Wildlife based recreation in Wyoming increased by three percent in 2017 from the year before. That's according to a new analysis by the University of Wyoming. This is the second time the University of Wyoming analyzed the economic contribution of big game hunting, fishing and wildlife watching in the state.
The report looked at days spent hunting, licenses, and money spent during trips to hunt, fish and wildlife watch. Wildlife based recreation generated a total of over a billion dollars' worth of economic activity and supported nearly 10,000 jobs.
David Taylor, a professor at the UW Department of Agriculture and Applied Economics Department, conducted the analysis. He said it's a significant contribution to Wyoming's economy.
"10,000 jobs is kind of important in Wyoming," said Taylor. "It's equivalent of total employment in a place like Carbon or Lincoln or Uinta county."

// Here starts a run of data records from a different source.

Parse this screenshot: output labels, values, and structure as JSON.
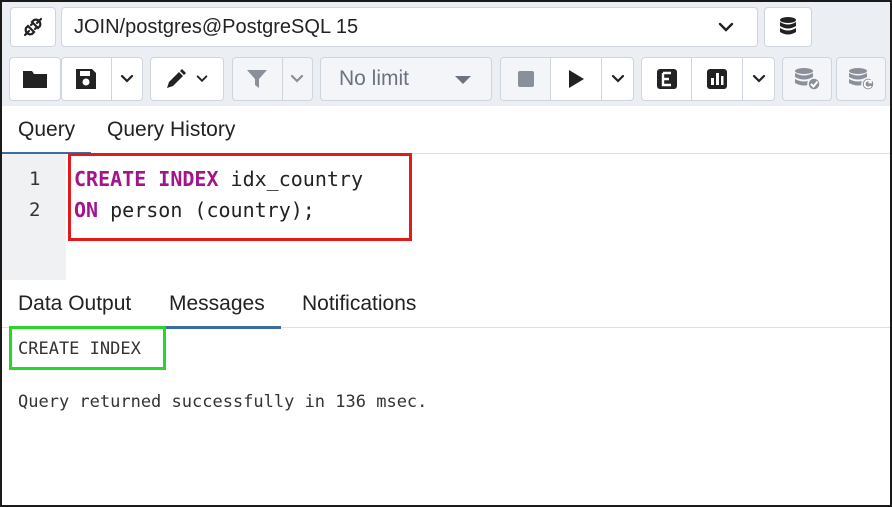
{
  "toolbar": {
    "connection_label": "JOIN/postgres@PostgreSQL 15",
    "limit_label": "No limit",
    "icons": {
      "connection": "plug-icon",
      "db_stack": "database-icon",
      "open": "folder-icon",
      "save": "save-icon",
      "edit": "pen-icon",
      "filter": "filter-icon",
      "stop": "stop-icon",
      "execute": "play-icon",
      "explain": "explain-icon",
      "analyze": "chart-icon",
      "commit": "db-check-icon",
      "rollback": "db-rollback-icon"
    }
  },
  "editor_tabs": {
    "query": "Query",
    "history": "Query History"
  },
  "editor": {
    "lines": [
      {
        "number": "1",
        "keyword": "CREATE INDEX",
        "rest": " idx_country"
      },
      {
        "number": "2",
        "keyword": "ON",
        "rest": " person (country);"
      }
    ]
  },
  "output_tabs": {
    "data_output": "Data Output",
    "messages": "Messages",
    "notifications": "Notifications"
  },
  "messages": {
    "result": "CREATE INDEX",
    "status": "Query returned successfully in 136 msec."
  },
  "colors": {
    "keyword": "#a3158c",
    "highlight_red": "#e11b1b",
    "highlight_green": "#28d62a",
    "tab_active": "#3d6d9c"
  }
}
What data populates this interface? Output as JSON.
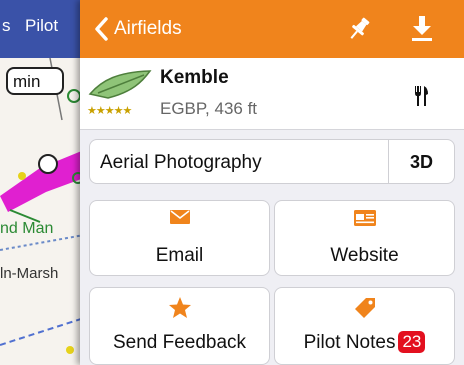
{
  "map": {
    "tab_s": "s",
    "tab_pilot": "Pilot",
    "min_label": "min",
    "label_green": "nd Man",
    "label_dark": "ln-Marsh"
  },
  "header": {
    "back_label": "Airfields",
    "background_color": "#f0841c",
    "icons": [
      "chevron-left-icon",
      "pin-icon",
      "download-icon"
    ]
  },
  "airfield": {
    "name": "Kemble",
    "rating_stars": "★★★★★",
    "info": "EGBP, 436 ft",
    "facility_icon": "utensils-icon"
  },
  "aerial": {
    "label": "Aerial Photography",
    "mode_3d": "3D"
  },
  "actions": {
    "email": {
      "label": "Email",
      "icon": "envelope-icon"
    },
    "website": {
      "label": "Website",
      "icon": "browser-window-icon"
    },
    "feedback": {
      "label": "Send Feedback",
      "icon": "star-icon"
    },
    "notes": {
      "label": "Pilot Notes",
      "icon": "tag-icon",
      "count": "23"
    }
  },
  "colors": {
    "accent": "#f0841c",
    "badge": "#e3101f",
    "map_bar": "#3a52a8",
    "route": "#e020d0"
  }
}
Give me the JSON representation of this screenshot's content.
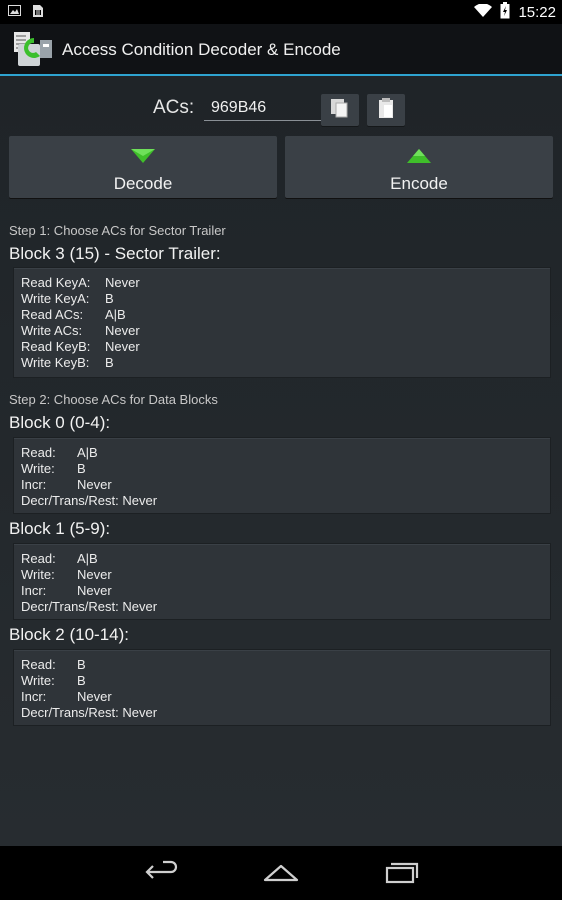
{
  "status": {
    "time": "15:22"
  },
  "app": {
    "title": "Access Condition Decoder & Encode"
  },
  "acs": {
    "label": "ACs:",
    "value": "969B46"
  },
  "buttons": {
    "decode": "Decode",
    "encode": "Encode"
  },
  "step1": "Step 1: Choose ACs for Sector Trailer",
  "step2": "Step 2: Choose ACs for Data Blocks",
  "trailer": {
    "title": "Block 3 (15) - Sector Trailer:",
    "rows": [
      {
        "k": "Read KeyA:",
        "v": "Never"
      },
      {
        "k": "Write KeyA:",
        "v": "B"
      },
      {
        "k": "Read ACs:",
        "v": "A|B"
      },
      {
        "k": "Write ACs:",
        "v": "Never"
      },
      {
        "k": "Read KeyB:",
        "v": "Never"
      },
      {
        "k": "Write KeyB:",
        "v": "B"
      }
    ]
  },
  "blocks": [
    {
      "title": "Block 0 (0-4):",
      "rows": [
        {
          "k": "Read:",
          "v": "A|B"
        },
        {
          "k": "Write:",
          "v": "B"
        },
        {
          "k": "Incr:",
          "v": "Never"
        },
        {
          "k": "Decr/Trans/Rest:",
          "v": "Never"
        }
      ]
    },
    {
      "title": "Block 1 (5-9):",
      "rows": [
        {
          "k": "Read:",
          "v": "A|B"
        },
        {
          "k": "Write:",
          "v": "Never"
        },
        {
          "k": "Incr:",
          "v": "Never"
        },
        {
          "k": "Decr/Trans/Rest:",
          "v": "Never"
        }
      ]
    },
    {
      "title": "Block 2 (10-14):",
      "rows": [
        {
          "k": "Read:",
          "v": "B"
        },
        {
          "k": "Write:",
          "v": "B"
        },
        {
          "k": "Incr:",
          "v": "Never"
        },
        {
          "k": "Decr/Trans/Rest:",
          "v": "Never"
        }
      ]
    }
  ],
  "colors": {
    "accent": "#2ea3d0",
    "arrow_green": "#3fbf2a"
  },
  "icons": [
    "image-icon",
    "sim-icon",
    "wifi-icon",
    "battery-icon",
    "copy-icon",
    "paste-icon",
    "back-icon",
    "home-icon",
    "recents-icon"
  ]
}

Hunting expenditures were up from the year before but wildlife watching contributed the most to the economy with almost $380 million. Taylor said wildlife based recreation contributes to Wyoming's economic diversity, which he said the state could use.